In the last issue, I wrote about tactile defensiveness, noting that children that are touch defensive are often sound defensive because both systems have hair cells that come from the same genetic makeup. Similar to touch, certain sounds can create a fright or flight reaction in sound sensitive children or adults. The Hyperacusis Network (www.hyperacusis.net) describes four kinds of sound sensitivities 1) hyperacusis relates to people who have a lower than usual tolerance for normal environmental sounds; 2) recruitment sensitivity relates to people that have hearing loss; they don’t hear certain pitches until the sound reaches a certain loudness; 3) hypersensitive hearing of certain sound frequencies includes children with autism or neurodevelopmental disorders; 4) phonophobia relates to the fear of sound and the emotional response of anxiety that leads to a constant worrying; misophonia relates to the dislike of sound and an adverse response no matter what volume; common examples would include but are not limited to: the sound of people eating, smacking their lips, sniffing, the sound of certain consonants like p, s, or t, and repetitive sounds.
Children with neurodevelopmental differences, early life trauma, or a history of ear, nose and throat infections can develop hyperacusis, hypersensitivities to certain frequencies and misophonia.
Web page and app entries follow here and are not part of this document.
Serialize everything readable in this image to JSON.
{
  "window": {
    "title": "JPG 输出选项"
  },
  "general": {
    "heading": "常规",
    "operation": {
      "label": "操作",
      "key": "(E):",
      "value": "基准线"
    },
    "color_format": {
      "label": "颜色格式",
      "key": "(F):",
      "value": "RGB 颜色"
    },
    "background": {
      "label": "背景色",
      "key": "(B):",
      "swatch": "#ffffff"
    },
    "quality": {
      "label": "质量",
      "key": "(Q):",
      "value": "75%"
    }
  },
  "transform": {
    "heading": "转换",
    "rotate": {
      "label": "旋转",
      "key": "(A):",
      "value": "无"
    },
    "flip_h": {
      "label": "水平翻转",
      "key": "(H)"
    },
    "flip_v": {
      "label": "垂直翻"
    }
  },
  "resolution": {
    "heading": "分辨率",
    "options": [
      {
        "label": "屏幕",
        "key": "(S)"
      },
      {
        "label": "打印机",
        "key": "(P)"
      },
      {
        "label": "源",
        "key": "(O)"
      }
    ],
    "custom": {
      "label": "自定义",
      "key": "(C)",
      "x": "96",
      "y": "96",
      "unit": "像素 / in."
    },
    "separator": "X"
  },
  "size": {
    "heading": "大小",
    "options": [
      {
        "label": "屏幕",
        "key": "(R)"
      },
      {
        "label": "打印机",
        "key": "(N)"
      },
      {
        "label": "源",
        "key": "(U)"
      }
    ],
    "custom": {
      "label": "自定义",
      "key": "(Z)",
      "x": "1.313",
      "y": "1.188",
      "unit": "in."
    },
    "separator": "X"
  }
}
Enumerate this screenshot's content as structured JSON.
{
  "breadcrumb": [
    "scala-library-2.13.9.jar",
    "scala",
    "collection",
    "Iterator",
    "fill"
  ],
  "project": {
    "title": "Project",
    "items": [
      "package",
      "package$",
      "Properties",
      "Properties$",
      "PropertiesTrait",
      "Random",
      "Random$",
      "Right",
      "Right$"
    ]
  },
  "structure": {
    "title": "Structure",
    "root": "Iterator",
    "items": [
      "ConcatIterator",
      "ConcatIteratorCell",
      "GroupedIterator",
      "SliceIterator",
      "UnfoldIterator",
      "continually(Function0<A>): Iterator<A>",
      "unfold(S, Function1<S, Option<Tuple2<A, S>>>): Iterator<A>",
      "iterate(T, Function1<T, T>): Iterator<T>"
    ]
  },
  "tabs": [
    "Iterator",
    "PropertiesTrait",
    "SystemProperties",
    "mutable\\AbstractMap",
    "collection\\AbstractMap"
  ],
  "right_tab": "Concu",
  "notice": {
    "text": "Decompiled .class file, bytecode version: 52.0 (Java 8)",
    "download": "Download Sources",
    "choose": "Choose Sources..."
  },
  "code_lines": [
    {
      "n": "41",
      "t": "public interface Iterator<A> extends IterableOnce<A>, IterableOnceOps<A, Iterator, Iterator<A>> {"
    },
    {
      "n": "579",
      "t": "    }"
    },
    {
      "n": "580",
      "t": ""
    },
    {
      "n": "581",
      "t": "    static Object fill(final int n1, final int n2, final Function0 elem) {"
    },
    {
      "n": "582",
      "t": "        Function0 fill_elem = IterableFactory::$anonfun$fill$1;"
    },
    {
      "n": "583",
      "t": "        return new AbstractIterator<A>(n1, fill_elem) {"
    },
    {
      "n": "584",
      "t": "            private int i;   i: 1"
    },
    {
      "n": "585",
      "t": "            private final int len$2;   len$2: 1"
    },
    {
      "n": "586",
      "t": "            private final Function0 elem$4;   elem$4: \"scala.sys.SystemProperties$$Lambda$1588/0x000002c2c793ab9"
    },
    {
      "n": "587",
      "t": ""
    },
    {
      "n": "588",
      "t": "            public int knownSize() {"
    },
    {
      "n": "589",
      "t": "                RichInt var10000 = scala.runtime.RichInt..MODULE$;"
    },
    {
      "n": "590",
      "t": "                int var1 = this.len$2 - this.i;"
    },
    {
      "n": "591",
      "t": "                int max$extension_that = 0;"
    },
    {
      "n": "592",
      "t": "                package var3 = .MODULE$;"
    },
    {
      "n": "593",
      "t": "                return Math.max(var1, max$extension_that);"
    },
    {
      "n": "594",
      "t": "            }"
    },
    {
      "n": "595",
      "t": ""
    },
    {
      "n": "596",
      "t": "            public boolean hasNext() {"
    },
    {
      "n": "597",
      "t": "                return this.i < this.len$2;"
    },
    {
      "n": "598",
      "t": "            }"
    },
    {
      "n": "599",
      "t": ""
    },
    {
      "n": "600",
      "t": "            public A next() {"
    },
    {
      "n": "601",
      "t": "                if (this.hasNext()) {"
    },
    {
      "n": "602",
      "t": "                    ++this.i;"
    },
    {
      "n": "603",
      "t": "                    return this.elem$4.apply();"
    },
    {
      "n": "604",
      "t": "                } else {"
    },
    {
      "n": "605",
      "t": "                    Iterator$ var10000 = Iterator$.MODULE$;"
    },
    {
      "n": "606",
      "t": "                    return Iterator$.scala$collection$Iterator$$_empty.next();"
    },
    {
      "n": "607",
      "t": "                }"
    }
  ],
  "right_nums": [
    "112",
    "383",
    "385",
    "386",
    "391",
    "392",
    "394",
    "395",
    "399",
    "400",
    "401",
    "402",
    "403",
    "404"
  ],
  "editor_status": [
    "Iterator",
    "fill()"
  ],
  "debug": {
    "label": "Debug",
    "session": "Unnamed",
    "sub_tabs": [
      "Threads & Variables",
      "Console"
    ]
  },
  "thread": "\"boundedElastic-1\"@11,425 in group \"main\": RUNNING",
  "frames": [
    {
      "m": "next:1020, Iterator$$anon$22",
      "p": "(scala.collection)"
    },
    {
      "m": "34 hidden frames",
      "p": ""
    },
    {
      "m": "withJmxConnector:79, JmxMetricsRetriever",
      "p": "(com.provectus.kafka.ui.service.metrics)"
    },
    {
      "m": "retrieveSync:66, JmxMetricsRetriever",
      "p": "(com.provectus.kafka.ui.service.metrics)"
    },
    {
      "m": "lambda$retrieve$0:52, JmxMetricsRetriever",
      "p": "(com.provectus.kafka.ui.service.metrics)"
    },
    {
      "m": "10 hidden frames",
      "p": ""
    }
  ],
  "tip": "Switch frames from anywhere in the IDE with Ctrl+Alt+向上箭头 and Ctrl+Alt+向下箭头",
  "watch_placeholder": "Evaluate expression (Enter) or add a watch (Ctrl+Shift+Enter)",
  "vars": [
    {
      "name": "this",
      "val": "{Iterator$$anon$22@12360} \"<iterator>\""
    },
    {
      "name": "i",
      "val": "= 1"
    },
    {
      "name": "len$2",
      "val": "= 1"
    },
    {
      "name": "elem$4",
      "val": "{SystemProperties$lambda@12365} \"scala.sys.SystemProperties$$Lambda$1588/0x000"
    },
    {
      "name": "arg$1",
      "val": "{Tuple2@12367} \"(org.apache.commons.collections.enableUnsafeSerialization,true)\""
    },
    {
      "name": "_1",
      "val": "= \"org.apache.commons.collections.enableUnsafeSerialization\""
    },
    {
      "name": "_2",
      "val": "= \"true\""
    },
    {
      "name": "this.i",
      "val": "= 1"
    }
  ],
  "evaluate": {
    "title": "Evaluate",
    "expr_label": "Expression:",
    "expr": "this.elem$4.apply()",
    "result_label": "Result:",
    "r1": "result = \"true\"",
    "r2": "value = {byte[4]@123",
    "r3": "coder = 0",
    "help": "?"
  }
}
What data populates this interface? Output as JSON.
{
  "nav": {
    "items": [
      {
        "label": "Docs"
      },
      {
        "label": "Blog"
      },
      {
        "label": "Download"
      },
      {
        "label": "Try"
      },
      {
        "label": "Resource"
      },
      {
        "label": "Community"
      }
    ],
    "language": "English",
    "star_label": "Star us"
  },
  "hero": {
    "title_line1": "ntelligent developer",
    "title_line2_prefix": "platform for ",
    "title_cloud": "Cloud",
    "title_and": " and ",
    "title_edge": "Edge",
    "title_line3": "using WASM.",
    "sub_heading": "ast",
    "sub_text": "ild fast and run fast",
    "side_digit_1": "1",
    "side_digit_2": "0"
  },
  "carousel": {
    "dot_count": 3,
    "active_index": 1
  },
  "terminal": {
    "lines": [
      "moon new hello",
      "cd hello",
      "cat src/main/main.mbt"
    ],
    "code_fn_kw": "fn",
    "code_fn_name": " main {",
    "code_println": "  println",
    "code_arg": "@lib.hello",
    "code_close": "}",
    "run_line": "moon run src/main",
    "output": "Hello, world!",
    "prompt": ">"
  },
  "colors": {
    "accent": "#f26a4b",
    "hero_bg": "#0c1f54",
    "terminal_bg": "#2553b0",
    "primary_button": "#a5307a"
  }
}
Some people with sound sensitivities also have a sound processing problem known as an auditory processing disorder. An auditory processing disorder can include a range of learning, behavior, and attention problems. For some children and often those on the autism spectrum, high frequency sounds are more likely to trigger a defensive response. Some of these sounds include fire alarms, vacuum cleaners, hair dryers, and certain people’s voices. Certain letter sounds are high frequency sounds and more difficult for some children to “hear” and include s, f, th, ch, and sh. Children who have early life ear infections are particularly vulnerable. For them, the tiny muscle in their inner ear which protects the ear from loud sounds by reflexively contracting becomes stretched due to the infection and fluid. When working properly, this muscle prevents the delicate inner ear from being damaged due to loud external sounds. It also dampens the internal sounds of our own voice and so that we can focus our attention outward while talking.
So Now What?
Children with hyper-sensitive hearing benefit from;
- Warnings before unpredictably loud or high frequency sounds or the ability to control the sounds.
- The ability to become accustomed to loud environments before having to participate within them.
- The use of sound blockers or hearing protectors (these can be headphones or smaller ear plugs but, be aware, using them constantly will increase sound sensitivity to normal sounds over time!)
- The use of constant background sounds such as a fan (this is often why these children make noises or talk constantly…to create a sound buffer!). Be careful if using white noise machines as these machines include the broad spectrum of sounds, including high frequencies, which can be a problem for some.
- Listening therapy programs.
The Hearing Link: http://www.hearinglink.org/page.aspx?pid=685
The Sensory Processing Disorders Foundation: http://www.sinetwork.org/listening.html